Memory loss initiative set to revolutionise the fight against age-related problems

20 October 2010

Baby-boomers worried about memory loss as they age have a fighting chance of bypassing age-related problems… thanks to the initiative of two Auckland women and their revolutionary approach to age-defying memory strategies.

Former independent school principal, Gillian Eadie and researcher Dr Allison Lamont have created The Healthy Memory Company, an initiative aimed at training those in the 50 plus age-group to build brain resilience and protect themselves from future memory loss.

The venture has clinched a major University of Auckland Spark $100K Challenge award for 2010.

Dr Lamont's research has identified six key areas of memory function needed in older age to enable independent living. The Healthy Memory Company has developed a range of science-based products – online and course-based – to boost performance in each of those vital areas.

"Loss of memory and consequently independence is now the No. 1 fear of seniors in both the United States and United Kingdom, even overtaking the fear of cancer and death," Business School Dean Professor Greg Whittred says.

"As the baby-boomer population increases exponentially in New Zealand and globally, so sadly does the incidence of memory ailments and the inability to live alone.

"Those judging this year's Spark competition were extremely impressed with the quality of the research and what the Healthy Memory Company is seeking to achieve with its training programmes to enable people's brain connections to re-grow with stimulation at any age."

Spark Steering Committee chair Geoff Whitcher says the company's potential is exciting.

"The mission of the directors is to help the 50+ age group build brain resilience so that they can retain their youthful memory skills and protect themselves against future memory loss brought on by conditions such as dementia and Alzheimers," he says.

"This type of initiative is highly valuable within New Zealand and throughout the world."

A world-leading inorganic composite material developed by a University of Auckland research team that promises to revolutionise environment purification of air and water has won this year's top award in the Challenge.

PhotoPURE – developed by a group of PhD students and their supervisor Professor Wei Gao – has already excited health circles and the waste water industry with its novel and advanced blend of nanoscience and photocatalytic technology that brings both higher efficiency and lower cost.

The new technology, a green process that creates no secondary contaminants or other harmful by-products, means environmental impurification can be eradicated through the use of light energy.

Due to its unique "nanoarchitecture", PhotoPURE is more efficient and provides a longer-lasting purifying effect, the developers say. With its low energy consumption, long life-time and minimal maintenance requirements, PhotoPURE is set to radically reduce purification costs whilst offering improved air and water quality.
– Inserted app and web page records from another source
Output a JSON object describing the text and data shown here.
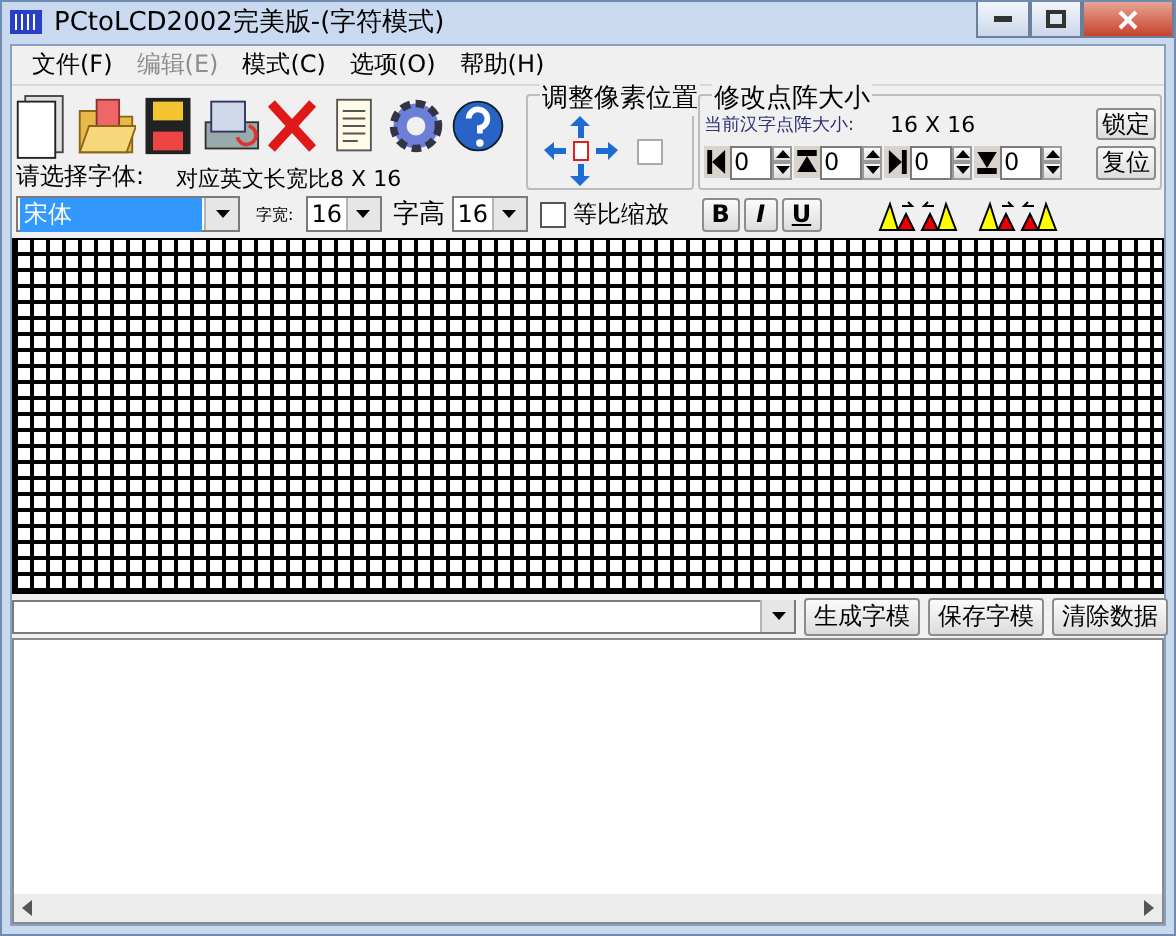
{
  "window": {
    "title": "PCtoLCD2002完美版-(字符模式)"
  },
  "menu": [
    {
      "label": "文件(F)",
      "disabled": false
    },
    {
      "label": "编辑(E)",
      "disabled": true
    },
    {
      "label": "模式(C)",
      "disabled": false
    },
    {
      "label": "选项(O)",
      "disabled": false
    },
    {
      "label": "帮助(H)",
      "disabled": false
    }
  ],
  "font": {
    "label": "请选择字体:",
    "value": "宋体"
  },
  "ratio": "对应英文长宽比8 X 16",
  "char_width": {
    "label": "字宽:",
    "value": "16"
  },
  "char_height": {
    "label": "字高",
    "value": "16"
  },
  "proportional": {
    "label": "等比缩放",
    "checked": false
  },
  "style_buttons": [
    {
      "label": "B",
      "kind": "bold"
    },
    {
      "label": "I",
      "kind": "italic"
    },
    {
      "label": "U",
      "kind": "underline"
    }
  ],
  "pixel_group": {
    "title": "调整像素位置"
  },
  "size_group": {
    "title": "修改点阵大小",
    "current_label": "当前汉字点阵大小:",
    "current_value": "16 X 16",
    "spinners": [
      "0",
      "0",
      "0",
      "0"
    ],
    "lock": "锁定",
    "reset": "复位"
  },
  "output": {
    "buttons": [
      "生成字模",
      "保存字模",
      "清除数据"
    ]
  }
}
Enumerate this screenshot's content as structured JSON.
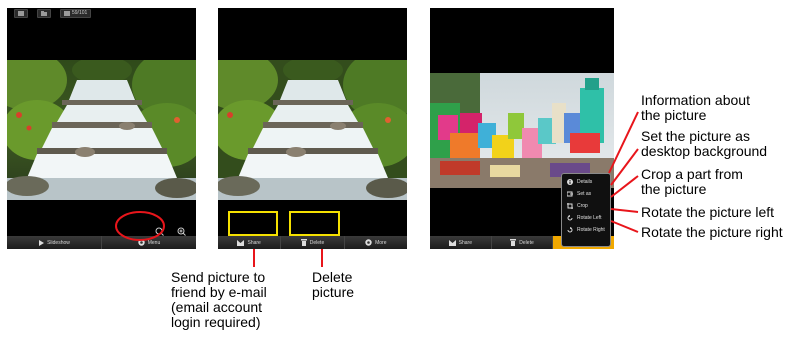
{
  "screen1": {
    "status": {
      "counter": "59/101"
    },
    "bottombar": {
      "slideshow_label": "Slideshow",
      "menu_label": "Menu"
    }
  },
  "screen2": {
    "bottombar": {
      "share_label": "Share",
      "delete_label": "Delete",
      "more_label": "More"
    }
  },
  "screen3": {
    "bottombar": {
      "share_label": "Share",
      "delete_label": "Delete"
    },
    "menu": {
      "items": [
        {
          "label": "Details",
          "icon": "info-icon"
        },
        {
          "label": "Set as",
          "icon": "set-as-icon"
        },
        {
          "label": "Crop",
          "icon": "crop-icon"
        },
        {
          "label": "Rotate Left",
          "icon": "rotate-left-icon"
        },
        {
          "label": "Rotate Right",
          "icon": "rotate-right-icon"
        }
      ]
    }
  },
  "annotations": {
    "share": [
      "Send picture to",
      "friend by e-mail",
      "(email account",
      "login required)"
    ],
    "delete": [
      "Delete",
      "picture"
    ],
    "details": [
      "Information about",
      "the picture"
    ],
    "set_as": [
      "Set the picture as",
      "desktop background"
    ],
    "crop": [
      "Crop a part from",
      "the picture"
    ],
    "rotate_left": "Rotate the picture left",
    "rotate_right": "Rotate the picture right"
  },
  "colors": {
    "annotation_red": "#e8151b",
    "highlight_yellow": "#f5e000",
    "menu_button_orange": "#f0a800"
  }
}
The company has won $20,000 in seed finance and six months' residence at business incubator The ICEHOUSE.

Healthy Memory Company, as the runner-up, has won $10,000 seed money and six months' residence at The ICEHOUSE.
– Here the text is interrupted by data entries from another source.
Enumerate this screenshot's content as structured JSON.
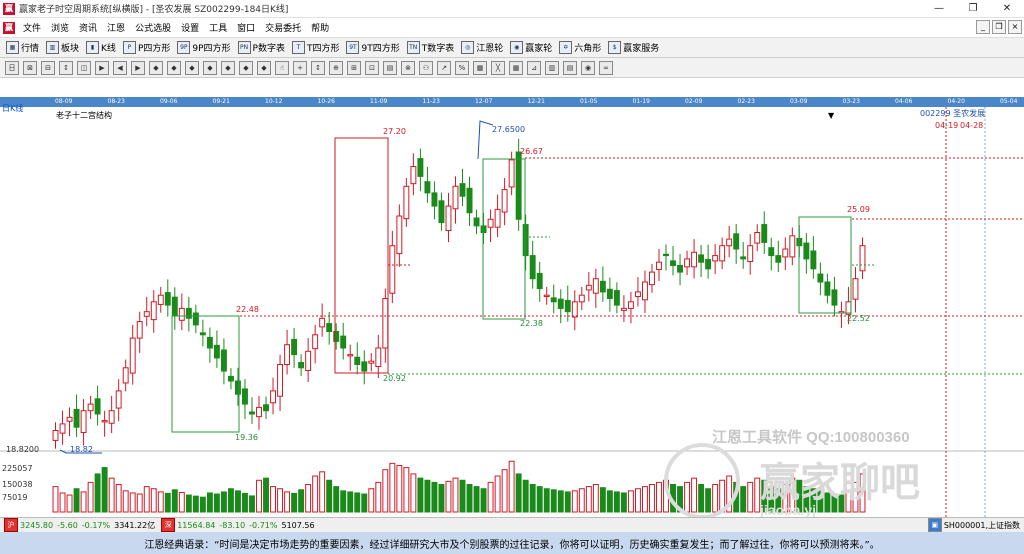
{
  "window": {
    "title": "赢家老子时空周期系统[纵横版] - [圣农发展  SZ002299-184日K线]",
    "app_icon": "赢"
  },
  "menu": [
    "文件",
    "浏览",
    "资讯",
    "江恩",
    "公式选股",
    "设置",
    "工具",
    "窗口",
    "交易委托",
    "帮助"
  ],
  "toolbar1": [
    "行情",
    "板块",
    "K线",
    "P四方形",
    "9P四方形",
    "P数字表",
    "T四方形",
    "9T四方形",
    "T数字表",
    "江恩轮",
    "赢家轮",
    "六角形",
    "赢家服务"
  ],
  "toolbar2_icons": [
    "日",
    "⊠",
    "⊟",
    "↕",
    "◫",
    "▶",
    "◀",
    "▶",
    "◆",
    "◆",
    "◆",
    "◆",
    "◆",
    "◆",
    "◆",
    "☝",
    "+",
    "↕",
    "⊕",
    "⊞",
    "⊡",
    "▤",
    "⊗",
    "⚇",
    "↗",
    "%",
    "▦",
    "╳",
    "▦",
    "⊿",
    "▥",
    "▤",
    "◉",
    "∞"
  ],
  "date_ticks": [
    "08-09",
    "08-23",
    "09-06",
    "09-21",
    "10-12",
    "10-26",
    "11-09",
    "11-23",
    "12-07",
    "12-21",
    "01-05",
    "01-19",
    "02-09",
    "02-23",
    "03-09",
    "03-23",
    "04-06",
    "04-20",
    "05-04"
  ],
  "chart": {
    "period_label": "日K线",
    "structure_label": "老子十二宫结构",
    "stock_label": "002299 圣农发展",
    "date_marks": [
      "04-19",
      "04-28"
    ],
    "price_labels": {
      "p1": "18.8200",
      "p1b": "18.82",
      "p2": "19.36",
      "p3": "22.48",
      "p4": "20.92",
      "p5": "27.20",
      "p6": "27.6500",
      "p7": "26.67",
      "p8": "22.38",
      "p9": "25.09",
      "p10": "22.52"
    },
    "vol_ticks": [
      "225057",
      "150038",
      "75019"
    ],
    "watermark1": "江恩工具软件  QQ:100800360",
    "watermark2": "赢家聊吧",
    "watermark3": "jiaoba.yj"
  },
  "chart_data": {
    "type": "candlestick",
    "title": "",
    "xlabel": "",
    "ylabel": "",
    "ylim": [
      18.5,
      28.5
    ],
    "series": [
      {
        "name": "",
        "values": [
          19.0,
          19.2,
          19.4,
          19.1,
          19.6,
          19.8,
          19.5,
          19.3,
          19.6,
          20.2,
          20.9,
          21.8,
          22.3,
          22.6,
          22.9,
          23.1,
          22.8,
          22.5,
          22.7,
          22.4,
          22.2,
          21.9,
          21.5,
          21.2,
          20.8,
          20.5,
          20.1,
          19.8,
          19.5,
          19.7,
          19.6,
          20.2,
          21.0,
          21.6,
          21.3,
          20.9,
          21.4,
          21.9,
          22.4,
          22.0,
          21.7,
          21.5,
          21.3,
          21.0,
          20.8,
          21.1,
          21.5,
          23.0,
          24.6,
          25.5,
          26.4,
          27.0,
          26.7,
          26.2,
          25.8,
          25.3,
          25.8,
          26.4,
          26.1,
          25.6,
          25.2,
          25.0,
          25.4,
          25.7,
          26.3,
          27.2,
          25.4,
          24.3,
          23.6,
          23.3,
          23.1,
          22.9,
          22.7,
          22.6,
          22.9,
          23.1,
          23.4,
          23.6,
          23.2,
          23.0,
          22.8,
          22.7,
          22.9,
          23.2,
          23.5,
          23.8,
          24.1,
          24.3,
          24.0,
          23.8,
          24.2,
          24.4,
          24.1,
          23.9,
          24.3,
          24.6,
          24.8,
          24.5,
          24.2,
          24.6,
          25.0,
          24.7,
          24.3,
          24.1,
          24.5,
          24.9,
          24.6,
          24.2,
          23.9,
          23.5,
          23.1,
          22.8,
          22.6,
          22.9,
          23.6,
          24.6
        ]
      }
    ],
    "volume": [
      120000,
      90000,
      80000,
      110000,
      95000,
      140000,
      180000,
      210000,
      160000,
      130000,
      100000,
      90000,
      85000,
      120000,
      110000,
      95000,
      88000,
      105000,
      92000,
      80000,
      75000,
      70000,
      90000,
      85000,
      95000,
      110000,
      100000,
      88000,
      76000,
      150000,
      160000,
      120000,
      110000,
      95000,
      88000,
      105000,
      130000,
      170000,
      190000,
      150000,
      120000,
      100000,
      95000,
      90000,
      85000,
      110000,
      140000,
      200000,
      230000,
      220000,
      210000,
      180000,
      160000,
      150000,
      140000,
      130000,
      145000,
      160000,
      150000,
      130000,
      120000,
      110000,
      140000,
      170000,
      200000,
      240000,
      180000,
      150000,
      130000,
      120000,
      110000,
      105000,
      100000,
      95000,
      100000,
      110000,
      120000,
      130000,
      115000,
      100000,
      95000,
      90000,
      100000,
      110000,
      120000,
      130000,
      140000,
      150000,
      130000,
      120000,
      140000,
      160000,
      130000,
      110000,
      130000,
      150000,
      170000,
      140000,
      120000,
      140000,
      160000,
      150000,
      120000,
      110000,
      130000,
      160000,
      150000,
      120000,
      110000,
      100000,
      90000,
      85000,
      80000,
      100000,
      140000,
      180000
    ],
    "vol_ylim": [
      0,
      260000
    ]
  },
  "status": {
    "sh_index": "3245.80",
    "sh_chg": "-5.60",
    "sh_pct": "-0.17%",
    "sh_amt": "3341.22亿",
    "sz_index": "11564.84",
    "sz_chg": "-83.10",
    "sz_pct": "-0.71%",
    "sz_amt": "5107.56",
    "right": "SH000001,上证指数"
  },
  "quote": "江恩经典语录：“时间是决定市场走势的重要因素，经过详细研究大市及个别股票的过往记录，你将可以证明，历史确实重复发生；而了解过往，你将可以预测将来。”。",
  "colors": {
    "up": "#d01a26",
    "down": "#1a8a1a",
    "box_red": "#d01a26",
    "box_green": "#2a9a3a",
    "datebar": "#4a86c8",
    "quote_bg": "#c8d8ee"
  }
}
Equal third place-getters were GI Joes, which has developed a medical device for diagnosing gastric problems through the electrical activity of the stomach; and One Beep, whose innovation is to provide connectivity to computers in remote places via radio waves. Each receives three months in the ICEHOUSE.

Spark, in its eighth year, encourages a spirit of innovation and a culture of entrepreneurship at The University of Auckland, and has already fostered the establishment of 65 start-up ventures which collectively have created more than 250 jobs and sell products in 22 countries. This year has seen an initial 286 entries whittled down to 65 semi-finalists and then 12 finalists.

Spark chief executive Graeme Fielder says selecting the winner this year has not been an easy feat. "The entries have been extremely diverse, matched with strong teams with ideas that have introduced new medical devices, food products, purification and communication technologies or seek to end poverty or encourage fair trade.

"In addition to our next generation of entrepreneurs, Spark this year in particular has stimulated a wave of individual transformations.

"This includes graduates taking their entrepreneurial mindsets to high profile corporate positions, scientists and engineers obtaining an appreciation of the path of commercialisation and importance of intellectual property, and graduates becoming social good pioneers or continuing a business education at top US business schools."